And along with varying years of experience, each has his or her own story about joining what is known as the “elite” crew of wildland firefighters. There is one common thread among the San Juan Hotshots, though. Nearly every one grew up learning to love – by choice or not – physical labor in the outdoors.

Take Joe Wyatt, a farm boy from the Idaho Panhandle. For 10 years, he has worked in various firefighting jobs, mostly on helitack crews. Spending his youth working on a farm and doing logging, Wyatt has always found more enjoyment working outside, where he’s pushed to his physical limit.

Then there’s Jacob Birdsell, who is entering his second season as a wildland firefighter. Birdsell, another farm boy, grew up in Jewel, Kans.
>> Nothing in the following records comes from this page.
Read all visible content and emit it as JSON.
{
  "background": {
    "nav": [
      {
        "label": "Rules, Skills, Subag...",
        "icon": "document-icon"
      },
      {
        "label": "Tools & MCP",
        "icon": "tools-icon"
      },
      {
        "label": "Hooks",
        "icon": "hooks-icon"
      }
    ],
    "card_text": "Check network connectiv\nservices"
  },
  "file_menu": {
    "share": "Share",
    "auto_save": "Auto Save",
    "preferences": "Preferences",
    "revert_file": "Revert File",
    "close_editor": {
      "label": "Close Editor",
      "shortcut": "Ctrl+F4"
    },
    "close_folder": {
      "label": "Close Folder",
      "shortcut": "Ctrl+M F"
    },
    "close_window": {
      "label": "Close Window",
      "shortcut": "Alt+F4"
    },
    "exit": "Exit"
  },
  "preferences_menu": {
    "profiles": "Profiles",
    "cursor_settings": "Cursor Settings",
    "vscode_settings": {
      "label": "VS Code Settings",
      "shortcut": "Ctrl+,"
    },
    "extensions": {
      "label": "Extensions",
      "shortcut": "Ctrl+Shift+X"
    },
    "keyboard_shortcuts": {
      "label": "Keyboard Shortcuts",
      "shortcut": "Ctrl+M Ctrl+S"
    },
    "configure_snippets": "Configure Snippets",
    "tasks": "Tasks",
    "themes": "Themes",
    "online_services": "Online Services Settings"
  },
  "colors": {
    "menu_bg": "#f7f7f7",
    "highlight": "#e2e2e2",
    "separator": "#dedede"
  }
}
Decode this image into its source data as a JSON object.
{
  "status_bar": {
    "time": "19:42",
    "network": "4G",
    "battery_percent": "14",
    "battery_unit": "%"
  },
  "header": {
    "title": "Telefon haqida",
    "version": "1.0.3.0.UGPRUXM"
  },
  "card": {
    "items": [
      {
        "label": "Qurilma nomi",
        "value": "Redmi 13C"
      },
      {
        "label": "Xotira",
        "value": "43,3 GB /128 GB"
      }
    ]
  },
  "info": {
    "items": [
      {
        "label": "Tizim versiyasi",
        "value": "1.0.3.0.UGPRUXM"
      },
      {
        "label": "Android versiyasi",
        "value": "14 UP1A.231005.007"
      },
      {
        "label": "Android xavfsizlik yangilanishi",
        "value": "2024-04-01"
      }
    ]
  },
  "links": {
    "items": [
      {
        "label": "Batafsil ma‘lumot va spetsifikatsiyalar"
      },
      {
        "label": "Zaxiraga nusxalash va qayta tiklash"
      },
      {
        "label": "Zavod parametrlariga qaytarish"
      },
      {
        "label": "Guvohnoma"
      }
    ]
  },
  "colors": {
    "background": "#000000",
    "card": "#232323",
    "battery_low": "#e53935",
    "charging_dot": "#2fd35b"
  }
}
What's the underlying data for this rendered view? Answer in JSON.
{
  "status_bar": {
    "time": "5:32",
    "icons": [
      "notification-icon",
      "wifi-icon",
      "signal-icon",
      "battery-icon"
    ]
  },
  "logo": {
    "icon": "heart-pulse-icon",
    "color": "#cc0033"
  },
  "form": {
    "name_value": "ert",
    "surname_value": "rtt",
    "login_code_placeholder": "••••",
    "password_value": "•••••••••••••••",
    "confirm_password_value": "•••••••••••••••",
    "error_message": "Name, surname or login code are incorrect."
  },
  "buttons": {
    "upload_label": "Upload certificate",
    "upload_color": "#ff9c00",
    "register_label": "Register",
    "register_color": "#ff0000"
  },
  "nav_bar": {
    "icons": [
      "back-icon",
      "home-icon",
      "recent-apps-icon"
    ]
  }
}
While growing up, Birdsell’s family home was destroyed by fire started from an electrical short.

“That’s what got me first interested in fire,” Birdsell says. Add to that his love of the outdoors and the zest for physical labor.

Jesse Jones was going to fire camp when he was as young as three years of age. His parents worked for the Forest Service, often in fire-suppression positions. Growing up in the Cascade Mountains of Oakridge, Ore., Jones was enveloped with lush forests – and the fuels that would ignite them. In his eight years as a firefighter, Jones has climbed the ladder, from working on hand, rappelling and helitack crews, to his current stint as a hotshot. Though he was immersed in a firefighting atmosphere, Jones said he wasn’t pressured by family to do this type of work. “My family expected me to find happiness. And I found happiness in fire,” he says.

Arduous work

Along with his crewmembers, Jones says happiness as a hotshot comes in several ways. But none of it is found in the glory of being labeled “elite.” People have tagged hotshots as the cream of the crop, because they are the most physically fit firefighters, expected to be self-sufficient in the most grueling and demanding positions.

Hotshots typically work 14-day shifts, with two days off in between, and often work up to 16 hours each day. When they aren’t fighting fires, they spend 1BD hours physically training each day. To become a hotshot, applicants must pass a “pack test,” which requires completing a three-mile hike in 45 minutes or less carrying a 45-pound pack.

In addition, they have to prove their fitness by running 1BD miles in less than 10:35, and do 40 sit-ups in 60 seconds, 25 push-ups in 60 seconds and a certain amount of pull-ups depending on individual body weight.

The fitness helps hotshots remain at the top of their form, because when a wildfire breaks out, they have to hike backcountry terrain carrying all of their equipment, food and water. They work on the frontlines of a fire, digging fire lines and enduring searing heat, hard sleeping ground and few amenities.

Hotshot Lance Martin, of Kansas, flips through a training workbook in preparation
for the upcoming firefighting season./Photo
by Todd Newcomer.

Though the San Juan Hotshots are located on the San Juan National Forest, they fight fires anywhere in the country when needed. They often spend several weeks away from home, fighting one fire after another in unpredictable environments.

Still, most members of the San Juan Hotshots refuse to soak up what they see as fulsome praise.

“‘Elite’ is a strong word,” says Ray Gething, a three-year firefighter. Dustin Davison agrees. “As a hotshot, we definitely see a lot more fire. But it’s the crews who do the cleaning up after us that do the real dirty work.”

Recognizing the pedestal many put hotshots on, Legarza makes an effort to keep her crew grounded. Part of that requires her to ensure good team dynamics – and sound logistics.

“People call us the elite because our system is so organized and we easily adapt to different environments. We pride ourselves on being good in any situation,” she says. “But, I don’t want my crew to have an ego. I don’t think we are the elite, we’re more like the backbone.”






News Index Second Index Opinion Index Classifieds Index Contact Index